In the data, find each line where the word "pair" appears and list that line.
#### SUPPLIED DATA
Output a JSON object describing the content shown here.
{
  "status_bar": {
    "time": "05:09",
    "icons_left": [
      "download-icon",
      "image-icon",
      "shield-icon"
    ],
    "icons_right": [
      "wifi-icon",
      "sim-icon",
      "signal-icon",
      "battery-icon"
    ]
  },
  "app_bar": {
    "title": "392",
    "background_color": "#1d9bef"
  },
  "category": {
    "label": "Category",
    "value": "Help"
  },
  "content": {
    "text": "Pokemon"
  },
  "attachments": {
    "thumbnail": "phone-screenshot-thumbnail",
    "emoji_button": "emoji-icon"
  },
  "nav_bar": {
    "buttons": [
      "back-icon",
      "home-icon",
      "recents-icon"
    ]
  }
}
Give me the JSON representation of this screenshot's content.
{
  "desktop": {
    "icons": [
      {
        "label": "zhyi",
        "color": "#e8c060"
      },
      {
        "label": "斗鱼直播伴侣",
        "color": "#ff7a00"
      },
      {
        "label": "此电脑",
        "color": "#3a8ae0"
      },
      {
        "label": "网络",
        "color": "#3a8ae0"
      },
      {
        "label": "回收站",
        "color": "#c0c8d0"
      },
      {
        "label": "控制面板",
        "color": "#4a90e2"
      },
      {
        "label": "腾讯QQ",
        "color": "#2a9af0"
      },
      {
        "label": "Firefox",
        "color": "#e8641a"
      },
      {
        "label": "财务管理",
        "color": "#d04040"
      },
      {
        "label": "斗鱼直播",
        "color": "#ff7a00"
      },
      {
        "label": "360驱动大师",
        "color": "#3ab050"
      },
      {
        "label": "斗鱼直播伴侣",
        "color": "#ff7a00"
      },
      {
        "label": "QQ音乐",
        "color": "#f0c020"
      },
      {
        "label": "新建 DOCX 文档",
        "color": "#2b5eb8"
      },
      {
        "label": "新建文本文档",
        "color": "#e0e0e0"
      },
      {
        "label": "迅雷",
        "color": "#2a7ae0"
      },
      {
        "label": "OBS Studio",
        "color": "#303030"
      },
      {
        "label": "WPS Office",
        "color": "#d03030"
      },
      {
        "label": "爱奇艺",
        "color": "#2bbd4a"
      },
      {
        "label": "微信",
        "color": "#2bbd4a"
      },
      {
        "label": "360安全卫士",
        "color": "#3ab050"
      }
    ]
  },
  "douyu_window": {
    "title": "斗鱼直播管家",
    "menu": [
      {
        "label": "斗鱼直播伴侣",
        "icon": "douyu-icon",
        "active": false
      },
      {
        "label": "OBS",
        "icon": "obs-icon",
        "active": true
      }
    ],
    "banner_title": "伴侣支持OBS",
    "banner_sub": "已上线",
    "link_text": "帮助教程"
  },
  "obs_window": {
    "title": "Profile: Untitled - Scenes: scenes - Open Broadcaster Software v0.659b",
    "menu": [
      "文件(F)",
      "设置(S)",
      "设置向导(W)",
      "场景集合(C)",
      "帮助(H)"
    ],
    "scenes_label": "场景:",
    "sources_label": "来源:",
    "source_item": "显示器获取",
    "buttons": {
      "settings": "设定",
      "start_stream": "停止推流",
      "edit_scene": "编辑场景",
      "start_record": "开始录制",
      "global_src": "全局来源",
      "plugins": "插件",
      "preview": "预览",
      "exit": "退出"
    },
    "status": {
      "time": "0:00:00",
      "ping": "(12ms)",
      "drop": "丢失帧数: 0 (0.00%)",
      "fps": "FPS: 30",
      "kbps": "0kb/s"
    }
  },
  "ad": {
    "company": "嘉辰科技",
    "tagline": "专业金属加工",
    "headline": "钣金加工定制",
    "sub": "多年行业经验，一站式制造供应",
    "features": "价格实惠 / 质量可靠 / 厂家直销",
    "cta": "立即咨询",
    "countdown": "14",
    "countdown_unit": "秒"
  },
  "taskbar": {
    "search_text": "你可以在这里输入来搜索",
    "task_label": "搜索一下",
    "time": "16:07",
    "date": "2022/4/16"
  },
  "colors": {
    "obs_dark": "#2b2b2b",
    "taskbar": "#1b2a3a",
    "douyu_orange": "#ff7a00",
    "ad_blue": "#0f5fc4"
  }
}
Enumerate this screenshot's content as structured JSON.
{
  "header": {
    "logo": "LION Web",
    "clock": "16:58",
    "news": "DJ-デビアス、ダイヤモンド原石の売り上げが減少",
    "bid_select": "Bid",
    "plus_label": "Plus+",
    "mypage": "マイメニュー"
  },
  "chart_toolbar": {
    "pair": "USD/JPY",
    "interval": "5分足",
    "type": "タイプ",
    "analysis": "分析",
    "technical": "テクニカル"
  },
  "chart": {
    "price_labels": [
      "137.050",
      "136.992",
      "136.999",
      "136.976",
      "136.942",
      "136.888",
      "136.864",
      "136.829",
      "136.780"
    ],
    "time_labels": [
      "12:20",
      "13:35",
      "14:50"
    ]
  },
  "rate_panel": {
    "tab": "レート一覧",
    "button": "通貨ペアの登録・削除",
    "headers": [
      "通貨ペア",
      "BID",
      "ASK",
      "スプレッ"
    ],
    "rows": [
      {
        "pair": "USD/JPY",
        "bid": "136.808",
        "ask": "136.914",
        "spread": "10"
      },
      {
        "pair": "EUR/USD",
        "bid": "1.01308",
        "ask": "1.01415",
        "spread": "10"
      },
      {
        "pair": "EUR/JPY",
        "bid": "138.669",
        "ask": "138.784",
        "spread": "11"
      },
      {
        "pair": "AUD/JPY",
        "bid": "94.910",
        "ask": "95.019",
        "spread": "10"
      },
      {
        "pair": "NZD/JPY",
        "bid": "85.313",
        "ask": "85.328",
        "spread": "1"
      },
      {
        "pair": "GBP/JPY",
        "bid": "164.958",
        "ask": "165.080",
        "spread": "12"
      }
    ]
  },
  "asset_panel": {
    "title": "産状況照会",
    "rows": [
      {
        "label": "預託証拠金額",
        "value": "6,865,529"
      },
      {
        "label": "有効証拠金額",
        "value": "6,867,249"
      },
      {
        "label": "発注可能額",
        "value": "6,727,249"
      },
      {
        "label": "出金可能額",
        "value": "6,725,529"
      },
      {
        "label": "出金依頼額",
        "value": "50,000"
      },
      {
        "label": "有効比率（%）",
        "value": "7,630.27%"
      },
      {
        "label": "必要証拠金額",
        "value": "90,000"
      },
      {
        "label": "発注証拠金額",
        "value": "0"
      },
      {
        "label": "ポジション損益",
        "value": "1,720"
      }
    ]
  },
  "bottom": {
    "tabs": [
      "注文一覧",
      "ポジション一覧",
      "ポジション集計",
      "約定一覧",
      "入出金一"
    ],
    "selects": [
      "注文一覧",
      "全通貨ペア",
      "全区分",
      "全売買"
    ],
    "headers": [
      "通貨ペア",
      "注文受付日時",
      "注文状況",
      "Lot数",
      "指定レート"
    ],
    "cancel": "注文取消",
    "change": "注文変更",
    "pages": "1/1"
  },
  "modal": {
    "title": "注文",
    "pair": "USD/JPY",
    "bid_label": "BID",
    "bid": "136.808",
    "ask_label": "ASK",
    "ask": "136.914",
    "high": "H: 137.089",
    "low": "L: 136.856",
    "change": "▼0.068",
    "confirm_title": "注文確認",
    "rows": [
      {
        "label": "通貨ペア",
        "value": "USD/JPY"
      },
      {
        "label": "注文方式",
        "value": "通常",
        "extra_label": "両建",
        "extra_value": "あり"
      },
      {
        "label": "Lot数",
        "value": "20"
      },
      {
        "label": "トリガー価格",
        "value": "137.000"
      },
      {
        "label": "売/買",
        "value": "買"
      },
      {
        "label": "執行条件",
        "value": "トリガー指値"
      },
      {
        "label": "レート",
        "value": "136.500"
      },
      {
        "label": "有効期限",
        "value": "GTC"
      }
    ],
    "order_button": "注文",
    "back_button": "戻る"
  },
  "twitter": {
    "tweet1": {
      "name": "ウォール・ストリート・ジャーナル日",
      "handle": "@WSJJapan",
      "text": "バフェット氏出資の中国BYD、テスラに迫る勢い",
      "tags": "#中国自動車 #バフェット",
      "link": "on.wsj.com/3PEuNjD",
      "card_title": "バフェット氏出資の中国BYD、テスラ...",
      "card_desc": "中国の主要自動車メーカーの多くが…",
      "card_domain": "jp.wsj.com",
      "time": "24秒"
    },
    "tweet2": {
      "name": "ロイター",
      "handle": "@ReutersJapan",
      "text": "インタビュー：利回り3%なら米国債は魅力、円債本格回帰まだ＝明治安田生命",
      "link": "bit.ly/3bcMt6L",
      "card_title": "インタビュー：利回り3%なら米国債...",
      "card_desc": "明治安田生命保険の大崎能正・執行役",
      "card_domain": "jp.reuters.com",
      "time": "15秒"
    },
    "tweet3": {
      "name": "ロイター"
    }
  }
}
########
ANSWER TO THIS PROBLEM =>
    "pair": "USD/JPY",
        "pair": "USD/JPY",
        "pair": "EUR/USD",
        "pair": "EUR/JPY",
        "pair": "AUD/JPY",
        "pair": "NZD/JPY",
        "pair": "GBP/JPY",
    "pair": "USD/JPY",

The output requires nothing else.